(Tales From Paharpur : Story 2, Part 2. BlogchatterA2Z challenge Day 6)
After High School, the few who wanted to continue studies had to pedal ten miles to the college in our nearby small town Rajnagar. Coincidentally, my father who was a driver in the state transport services, got allotted with official quarters in Rajnagar by the time I finished High School. My family shifted to Rajnagar. I lost touch with the gang and subsequently the gang dismantled. Whenever I spent time in the village during long vacations, I used to see Prakash. But it was only a courtesy call.
But after my Intermediate, we were back in the village. My father had retired. Of course I continued my studies, cycling the ten miles, sometimes alone, sometimes with the other few. Once again I became close to Prakash. On holidays, on his request, I got him seated on my cycle back seat and took him around the village, near the pond, to the mango groves at the foot of the hills and to the village across the river to a tantric. By this time he was barely able to walk.
Prakash discontinued his studies after High School. But, he had become a kind of a village physician and a soothsayer. His father was a retrenched employee of a Public Sector Employee. He went to court and subsequently won the case. As a result he got huge amounts in compensation. That was how his house became the first pucca house with a cemented roof in our village.
One day I asked Prakash, “Why can’t you do something for your own legs. You claim that so many people have been benefited by your prescriptions”
“I know the remedy. That book has prescriptions even for bringing the dead to life. It is only about perfect execution and fulfilling all conditions.”
“So, those conditions must be as impossible as bringing back the dead”, I said sarcastically.
But he was cool and he said, “Do you want to know the prescription for my legs. It needs human sacrifice. Human… yes …. human.”
“Is it not unfair? A whole human being for a pair of legs?”
“You are no one to judge the prescriptions of that sacred book. Look, it is like this. There are certain types of high quality human souls. One hundred ordinary lives are worth sacrificing for one such human being.”
It was very difficult to win an argument with a person like Prakash. His premises were entirely different. I was only wondering where in that scale of the quality of superhuman beings did Prakash stand at that point of time.
I asked him, “Tell me one thing. People say your tantric friend in our neighboring village sacrificed his own daughter to have his hold over ghosts and goblins. Is it true?”
“Ha ha…. he is an ordinary tantric. A fraud. Had he done so, he would have been much more powerful by now.”

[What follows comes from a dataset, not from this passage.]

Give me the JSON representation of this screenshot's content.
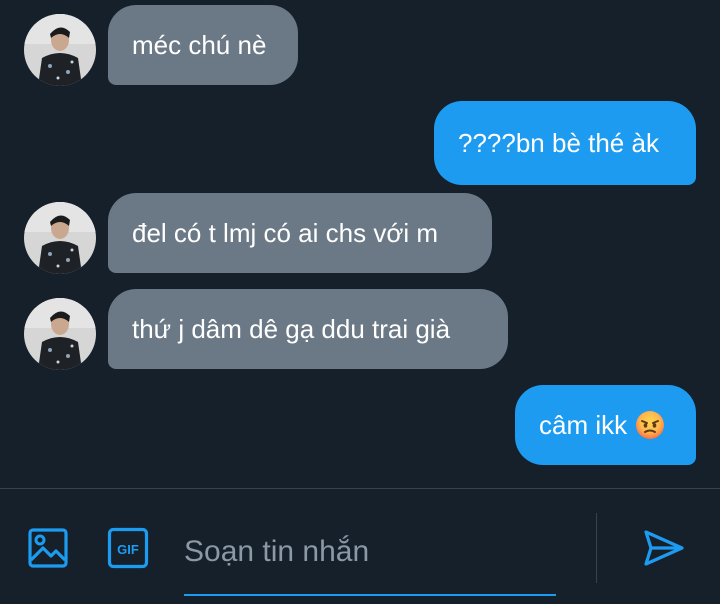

“Ok. At least you promise me one thing that you are never going to do such a horrible thing as going for human sacrifice. Do you now that it may land you up in jail? People who have committed murders have been hanged. Moreover, we don’t know what a person can become before his death. There is no such thing as some human beings housing superior souls. During ancient times people in power made out this theory to suppress others.”
But, I was not sure my words would have any effect on him. I had a feeling that Prakash would one day kill someone for his tantric practices even though till then he had never shown any violent tendencies. In fact I had rarely seen him become angry. Still then, who knows?
He assured me. “Babu, don’t worry. Do you think I can ever do such a thing? To tell you the truth I myself do not believe the strange prescriptions of the book. These are just psychological things. But, the harmless prescriptions sometimes help these poor village folks. That’s why I am continuing with the practices.”
All my doubts were put to rest as he made himself more and more helpful to the village people. Whenever he encountered any serious health issues he advised the patient to go to the Hospital in Rajnagar. The front room of his house was made into a grocery shop manned by him and his father alternately. Their neighour’s house, which was vacant for a long time, was bought by his father. He used this house for medical consultancy. He had also learnt homeopathy. Now, he was focusing more on homeopathy than the tantric healing practices.
In the afternoon one day when I flung open the door of his consultancy room I was shocked. He and Jaya were in a compromising position. Usually, whenever I knocked, Prakash used to open the door after conforming that it was me. That day just after knocking once, I pressed the door hard and it flung open. Maybe, he had forgotten to latch it from inside.
It was such a shock. How could Jaya submit herself to the lustful wishes of Prakash while, she had ignored the advances of a handsome fellows like Tirky? What was more intriguing was that she was to marry after two months to a police constable who worked in Bhubaneswar.
Of course Jaya had her clothes on and maybe, I caught them, at the stage of the preliminaries. She got up and fled in an instant. Prakash was the cool scoundrel as usual.
“Sit down I will explain….,” he said.
(to be continued)
(My non-fiction book, IDLE HOURS: HOMOUR|LIFE HACKS|SOCIAL ISSUES|MEMOIRS, is now revised and enlarged. Get it from Aamzon Store. KindleUnlimited/Amazon Prime members read it for free)